When I decided to have my mother’s brother take a Y-DNA test, I was hoping for a large group of matches for his paternal line. I’ve read on Family Tree DNA’s forums that members have hundreds of matches at the Y-12 level, the lowest level of Y-DNA testing.
Grandpa, you gave me a measly three matches and none of the matches carry your surname. So frustrating. But I am hoping that I will get more matches soon from the people who bought the Y-DNA tests during the big sale in late April.
Thanks to buying this DNA test, I have learned that Family Tree DNA has 5,028 customers with Russian ancestral roots in its Y-DNA database. That number is a complete joke compared to the 18,923 customers with Irish ancestral roots in the database.
So, I don’t know if I will bother upgrading my uncle’s Y-12 to Y-37 to test more markers on his paternal line. I will not likely get any stronger matches now so it will be another waiting game on this DNA test.
My current matches have a strong chance of being related to me in the past 23-29 generations. Those matches are completely impossible to confirm with my family tree or any family tree. An upgrade to the Y-37 DNA test could give me matches eventually to people who are related to me within the past 5-7 generations.
Family Tree DNA is the only company that provides the varied level of paternal line DNA testing. AncestryDNA has stopped selling its Y-DNA tests. 23andMe only gives customers a haplogroup for paternal lines.
Thankfully, the Internet is filled with information on Y-DNA haplogroups because I wouldn’t know what haplogroup R-M17 should mean to me. It sounds as if my grandfather’s roots are very Russian, based on this information.
Here’s a map showing the migration roots of people from my grandfather’s haplogroup.
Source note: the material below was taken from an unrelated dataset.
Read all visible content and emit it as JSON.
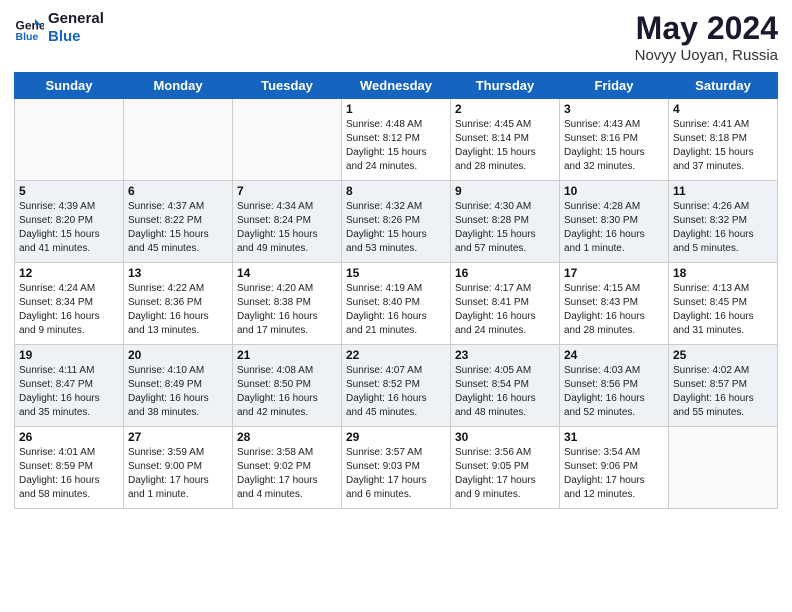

Please click on the image to zoom in.
For the $49 I paid for this test, it has been worth my curiosity. Right now, I am not sure whether it is worth spending another $99 to upgrade to the Y-37 DNA test.